Work to complete: Set down a faithful copy of every record, and skip the pictures in it.

Material for this exercise:
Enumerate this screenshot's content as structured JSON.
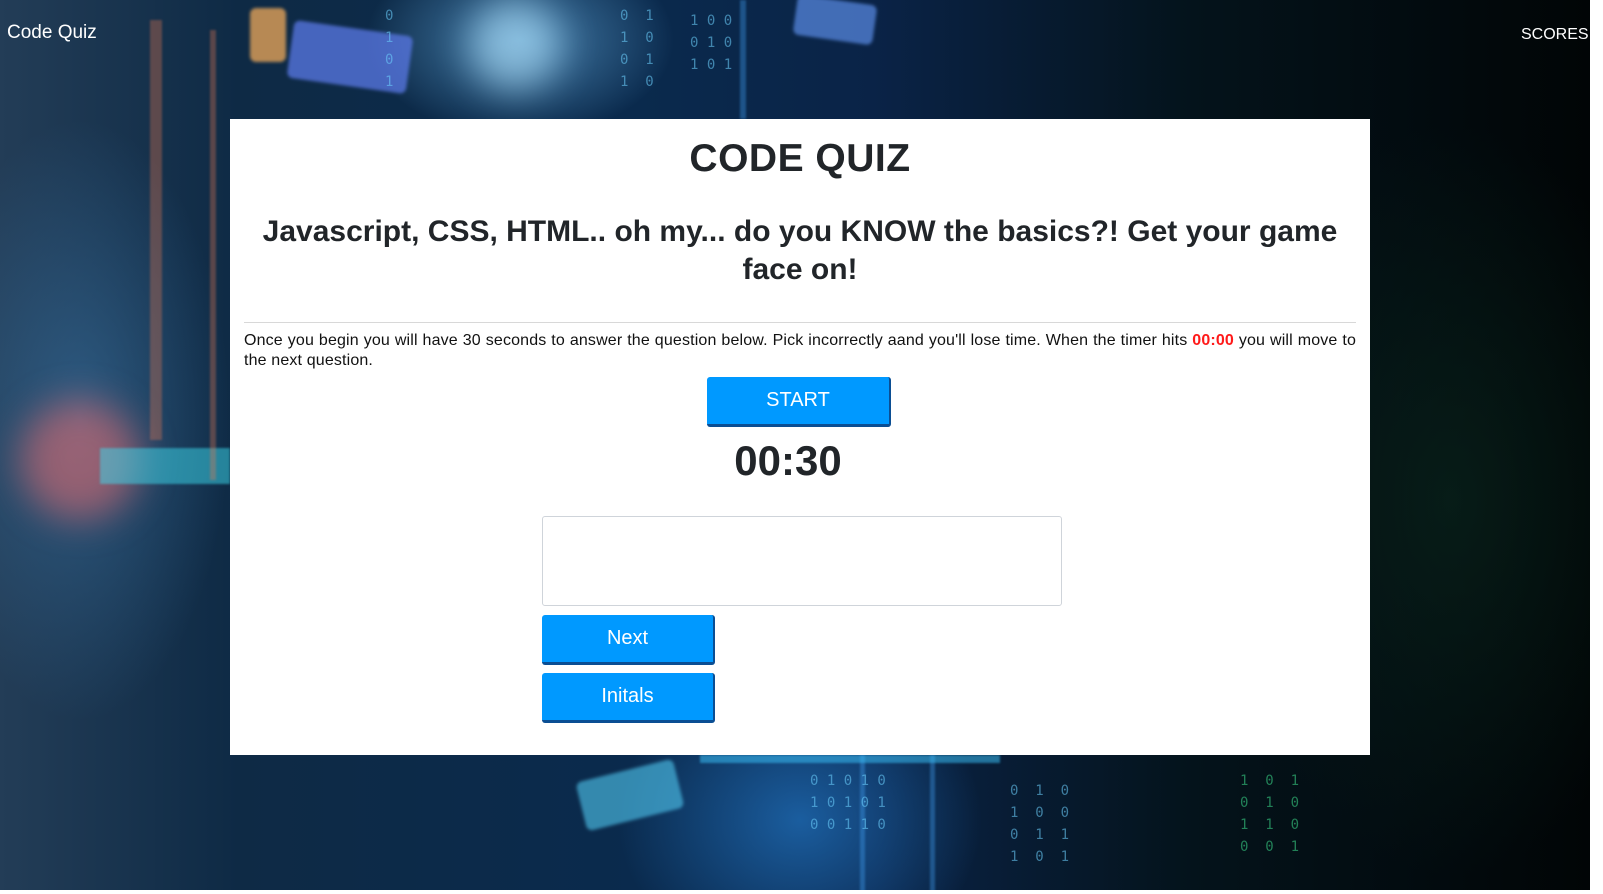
{
  "nav": {
    "brand": "Code Quiz",
    "scores_link": "SCORES"
  },
  "quiz": {
    "title": "CODE QUIZ",
    "subtitle": "Javascript, CSS, HTML.. oh my... do you KNOW the basics?! Get your game face on!",
    "instructions_before": "Once you begin you will have 30 seconds to answer the question below. Pick incorrectly aand you'll lose time. When the timer hits ",
    "instructions_timer": "00:00",
    "instructions_after": " you will move to the next question.",
    "start_label": "START",
    "timer": "00:30",
    "answer_value": "",
    "next_label": "Next",
    "initials_label": "Initals"
  },
  "colors": {
    "button": "#0099ff",
    "button_border": "#0b4e93",
    "timer_highlight": "#ff1a1a",
    "card": "#ffffff"
  }
}
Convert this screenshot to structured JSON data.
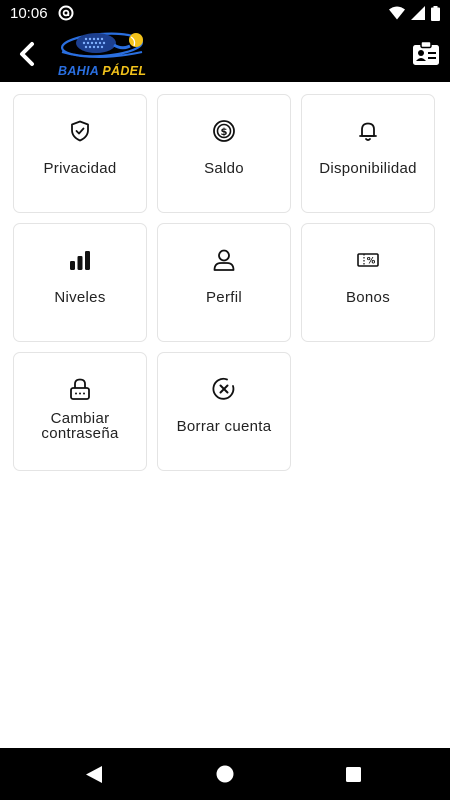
{
  "status_bar": {
    "time": "10:06",
    "icons": [
      "at-sign-icon",
      "wifi-icon",
      "signal-icon",
      "battery-icon"
    ]
  },
  "header": {
    "logo_text_primary": "BAHIA ",
    "logo_text_secondary": "PÁDEL",
    "logo_colors": {
      "blue": "#2a6fe0",
      "yellow": "#f2c21b"
    },
    "back_icon": "chevron-left-icon",
    "action_icon": "contact-card-icon"
  },
  "menu": {
    "items": [
      {
        "label": "Privacidad",
        "icon": "shield-check-icon"
      },
      {
        "label": "Saldo",
        "icon": "coin-dollar-icon"
      },
      {
        "label": "Disponibilidad",
        "icon": "bell-icon"
      },
      {
        "label": "Niveles",
        "icon": "bar-chart-icon"
      },
      {
        "label": "Perfil",
        "icon": "user-icon"
      },
      {
        "label": "Bonos",
        "icon": "ticket-percent-icon"
      },
      {
        "label": "Cambiar contraseña",
        "icon": "lock-password-icon"
      },
      {
        "label": "Borrar cuenta",
        "icon": "close-circle-icon"
      }
    ]
  },
  "nav_bar": {
    "icons": [
      "nav-back-icon",
      "nav-home-icon",
      "nav-recents-icon"
    ]
  }
}
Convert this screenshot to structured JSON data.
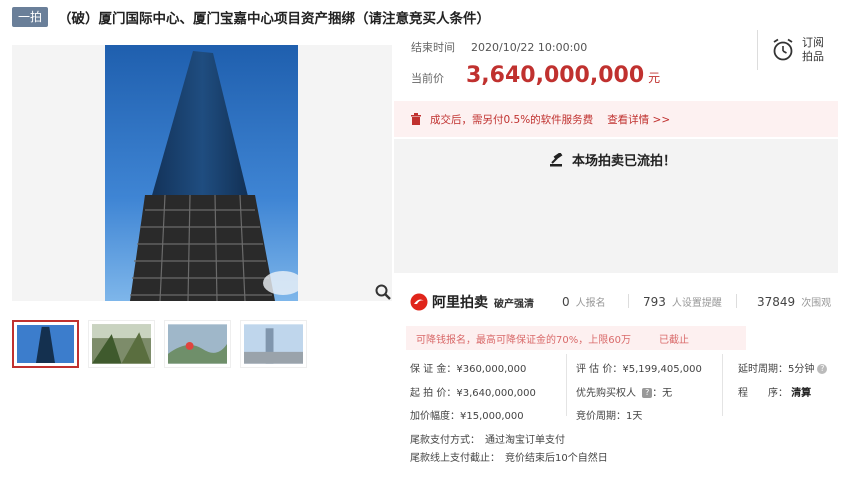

Task answer:
Enumerate this screenshot's content as structured JSON.
{
  "nav": {
    "brand": "Code Quiz",
    "scores_link": "SCORES"
  },
  "quiz": {
    "title": "CODE QUIZ",
    "subtitle": "Javascript, CSS, HTML.. oh my... do you KNOW the basics?! Get your game face on!",
    "instructions_before": "Once you begin you will have 30 seconds to answer the question below. Pick incorrectly aand you'll lose time. When the timer hits ",
    "instructions_timer": "00:00",
    "instructions_after": " you will move to the next question.",
    "start_label": "START",
    "timer": "00:30",
    "answer_value": "",
    "next_label": "Next",
    "initials_label": "Initals"
  },
  "colors": {
    "button": "#0099ff",
    "button_border": "#0b4e93",
    "timer_highlight": "#ff1a1a",
    "card": "#ffffff"
  }
}
Convert this screenshot to structured JSON data.
{
  "status_bar": {
    "time": "10:06",
    "icons": [
      "at-sign-icon",
      "wifi-icon",
      "signal-icon",
      "battery-icon"
    ]
  },
  "header": {
    "logo_text_primary": "BAHIA ",
    "logo_text_secondary": "PÁDEL",
    "logo_colors": {
      "blue": "#2a6fe0",
      "yellow": "#f2c21b"
    },
    "back_icon": "chevron-left-icon",
    "action_icon": "contact-card-icon"
  },
  "menu": {
    "items": [
      {
        "label": "Privacidad",
        "icon": "shield-check-icon"
      },
      {
        "label": "Saldo",
        "icon": "coin-dollar-icon"
      },
      {
        "label": "Disponibilidad",
        "icon": "bell-icon"
      },
      {
        "label": "Niveles",
        "icon": "bar-chart-icon"
      },
      {
        "label": "Perfil",
        "icon": "user-icon"
      },
      {
        "label": "Bonos",
        "icon": "ticket-percent-icon"
      },
      {
        "label": "Cambiar contraseña",
        "icon": "lock-password-icon"
      },
      {
        "label": "Borrar cuenta",
        "icon": "close-circle-icon"
      }
    ]
  },
  "nav_bar": {
    "icons": [
      "nav-back-icon",
      "nav-home-icon",
      "nav-recents-icon"
    ]
  }
}
Convert this screenshot to structured JSON data.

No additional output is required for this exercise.